> **Task directions**: Each record below is to be set down again precisely.

> **Data for review**:
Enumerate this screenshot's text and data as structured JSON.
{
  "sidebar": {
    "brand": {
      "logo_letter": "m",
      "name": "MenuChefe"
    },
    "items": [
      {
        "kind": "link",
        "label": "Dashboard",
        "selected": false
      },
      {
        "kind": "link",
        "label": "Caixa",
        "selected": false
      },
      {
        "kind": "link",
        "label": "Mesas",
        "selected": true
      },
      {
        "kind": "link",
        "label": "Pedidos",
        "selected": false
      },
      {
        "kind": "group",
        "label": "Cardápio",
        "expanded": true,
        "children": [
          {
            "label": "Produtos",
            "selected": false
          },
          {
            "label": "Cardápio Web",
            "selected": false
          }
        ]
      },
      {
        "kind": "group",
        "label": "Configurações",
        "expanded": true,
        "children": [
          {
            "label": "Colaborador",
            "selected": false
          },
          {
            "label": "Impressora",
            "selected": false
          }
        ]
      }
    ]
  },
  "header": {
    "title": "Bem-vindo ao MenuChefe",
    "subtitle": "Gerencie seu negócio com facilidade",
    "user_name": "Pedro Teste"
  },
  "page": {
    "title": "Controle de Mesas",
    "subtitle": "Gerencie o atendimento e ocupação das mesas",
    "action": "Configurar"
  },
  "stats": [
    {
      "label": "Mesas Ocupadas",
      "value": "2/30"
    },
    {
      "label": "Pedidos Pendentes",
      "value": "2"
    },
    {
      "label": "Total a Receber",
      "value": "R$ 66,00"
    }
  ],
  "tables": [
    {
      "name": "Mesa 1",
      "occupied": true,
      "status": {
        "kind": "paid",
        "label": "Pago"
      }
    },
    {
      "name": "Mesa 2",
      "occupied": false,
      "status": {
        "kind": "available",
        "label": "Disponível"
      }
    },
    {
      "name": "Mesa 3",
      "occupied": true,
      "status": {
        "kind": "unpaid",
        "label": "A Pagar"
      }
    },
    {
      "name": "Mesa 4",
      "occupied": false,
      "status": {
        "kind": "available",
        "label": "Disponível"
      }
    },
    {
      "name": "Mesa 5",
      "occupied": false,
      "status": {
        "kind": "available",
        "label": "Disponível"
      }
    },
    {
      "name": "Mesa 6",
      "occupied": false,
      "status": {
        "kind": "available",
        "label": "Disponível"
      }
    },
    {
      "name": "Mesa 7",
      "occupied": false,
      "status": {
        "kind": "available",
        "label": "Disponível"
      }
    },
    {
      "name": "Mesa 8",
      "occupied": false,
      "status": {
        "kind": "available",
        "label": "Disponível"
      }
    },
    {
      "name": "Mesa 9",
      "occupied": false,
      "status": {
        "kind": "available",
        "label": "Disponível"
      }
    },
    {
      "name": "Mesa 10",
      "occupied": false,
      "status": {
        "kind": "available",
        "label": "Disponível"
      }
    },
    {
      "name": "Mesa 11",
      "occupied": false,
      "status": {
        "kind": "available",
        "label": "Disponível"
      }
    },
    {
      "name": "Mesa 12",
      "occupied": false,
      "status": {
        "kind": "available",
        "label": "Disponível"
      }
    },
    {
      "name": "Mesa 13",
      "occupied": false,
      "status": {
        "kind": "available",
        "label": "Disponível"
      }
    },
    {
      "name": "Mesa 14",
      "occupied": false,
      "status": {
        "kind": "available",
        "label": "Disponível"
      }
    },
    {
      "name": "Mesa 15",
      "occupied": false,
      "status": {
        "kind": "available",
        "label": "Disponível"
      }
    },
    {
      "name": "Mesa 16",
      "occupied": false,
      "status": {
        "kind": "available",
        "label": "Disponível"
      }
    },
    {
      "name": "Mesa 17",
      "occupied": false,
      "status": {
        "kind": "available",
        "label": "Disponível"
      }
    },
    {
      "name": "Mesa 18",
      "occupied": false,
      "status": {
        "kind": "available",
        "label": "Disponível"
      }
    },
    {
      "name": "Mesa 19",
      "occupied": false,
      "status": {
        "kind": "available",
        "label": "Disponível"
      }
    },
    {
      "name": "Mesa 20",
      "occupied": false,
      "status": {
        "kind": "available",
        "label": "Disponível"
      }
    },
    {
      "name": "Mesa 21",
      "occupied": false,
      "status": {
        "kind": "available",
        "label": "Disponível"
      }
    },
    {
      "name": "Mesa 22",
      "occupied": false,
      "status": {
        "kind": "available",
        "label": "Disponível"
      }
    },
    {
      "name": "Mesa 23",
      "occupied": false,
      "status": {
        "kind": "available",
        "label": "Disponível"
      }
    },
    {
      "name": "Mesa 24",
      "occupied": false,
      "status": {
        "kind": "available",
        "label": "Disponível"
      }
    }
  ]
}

> **Written response**:
Enumerate this screenshot's text and data as structured JSON.
{
  "sidebar": {
    "brand": {
      "logo_letter": "m",
      "name": "MenuChefe"
    },
    "items": [
      {
        "kind": "link",
        "label": "Dashboard",
        "selected": false
      },
      {
        "kind": "link",
        "label": "Caixa",
        "selected": false
      },
      {
        "kind": "link",
        "label": "Mesas",
        "selected": true
      },
      {
        "kind": "link",
        "label": "Pedidos",
        "selected": false
      },
      {
        "kind": "group",
        "label": "Cardápio",
        "expanded": true,
        "children": [
          {
            "label": "Produtos",
            "selected": false
          },
          {
            "label": "Cardápio Web",
            "selected": false
          }
        ]
      },
      {
        "kind": "group",
        "label": "Configurações",
        "expanded": true,
        "children": [
          {
            "label": "Colaborador",
            "selected": false
          },
          {
            "label": "Impressora",
            "selected": false
          }
        ]
      }
    ]
  },
  "header": {
    "title": "Bem-vindo ao MenuChefe",
    "subtitle": "Gerencie seu negócio com facilidade",
    "user_name": "Pedro Teste"
  },
  "page": {
    "title": "Controle de Mesas",
    "subtitle": "Gerencie o atendimento e ocupação das mesas",
    "action": "Configurar"
  },
  "stats": [
    {
      "label": "Mesas Ocupadas",
      "value": "2/30"
    },
    {
      "label": "Pedidos Pendentes",
      "value": "2"
    },
    {
      "label": "Total a Receber",
      "value": "R$ 66,00"
    }
  ],
  "tables": [
    {
      "name": "Mesa 1",
      "occupied": true,
      "status": {
        "kind": "paid",
        "label": "Pago"
      }
    },
    {
      "name": "Mesa 2",
      "occupied": false,
      "status": {
        "kind": "available",
        "label": "Disponível"
      }
    },
    {
      "name": "Mesa 3",
      "occupied": true,
      "status": {
        "kind": "unpaid",
        "label": "A Pagar"
      }
    },
    {
      "name": "Mesa 4",
      "occupied": false,
      "status": {
        "kind": "available",
        "label": "Disponível"
      }
    },
    {
      "name": "Mesa 5",
      "occupied": false,
      "status": {
        "kind": "available",
        "label": "Disponível"
      }
    },
    {
      "name": "Mesa 6",
      "occupied": false,
      "status": {
        "kind": "available",
        "label": "Disponível"
      }
    },
    {
      "name": "Mesa 7",
      "occupied": false,
      "status": {
        "kind": "available",
        "label": "Disponível"
      }
    },
    {
      "name": "Mesa 8",
      "occupied": false,
      "status": {
        "kind": "available",
        "label": "Disponível"
      }
    },
    {
      "name": "Mesa 9",
      "occupied": false,
      "status": {
        "kind": "available",
        "label": "Disponível"
      }
    },
    {
      "name": "Mesa 10",
      "occupied": false,
      "status": {
        "kind": "available",
        "label": "Disponível"
      }
    },
    {
      "name": "Mesa 11",
      "occupied": false,
      "status": {
        "kind": "available",
        "label": "Disponível"
      }
    },
    {
      "name": "Mesa 12",
      "occupied": false,
      "status": {
        "kind": "available",
        "label": "Disponível"
      }
    },
    {
      "name": "Mesa 13",
      "occupied": false,
      "status": {
        "kind": "available",
        "label": "Disponível"
      }
    },
    {
      "name": "Mesa 14",
      "occupied": false,
      "status": {
        "kind": "available",
        "label": "Disponível"
      }
    },
    {
      "name": "Mesa 15",
      "occupied": false,
      "status": {
        "kind": "available",
        "label": "Disponível"
      }
    },
    {
      "name": "Mesa 16",
      "occupied": false,
      "status": {
        "kind": "available",
        "label": "Disponível"
      }
    },
    {
      "name": "Mesa 17",
      "occupied": false,
      "status": {
        "kind": "available",
        "label": "Disponível"
      }
    },
    {
      "name": "Mesa 18",
      "occupied": false,
      "status": {
        "kind": "available",
        "label": "Disponível"
      }
    },
    {
      "name": "Mesa 19",
      "occupied": false,
      "status": {
        "kind": "available",
        "label": "Disponível"
      }
    },
    {
      "name": "Mesa 20",
      "occupied": false,
      "status": {
        "kind": "available",
        "label": "Disponível"
      }
    },
    {
      "name": "Mesa 21",
      "occupied": false,
      "status": {
        "kind": "available",
        "label": "Disponível"
      }
    },
    {
      "name": "Mesa 22",
      "occupied": false,
      "status": {
        "kind": "available",
        "label": "Disponível"
      }
    },
    {
      "name": "Mesa 23",
      "occupied": false,
      "status": {
        "kind": "available",
        "label": "Disponível"
      }
    },
    {
      "name": "Mesa 24",
      "occupied": false,
      "status": {
        "kind": "available",
        "label": "Disponível"
      }
    }
  ]
}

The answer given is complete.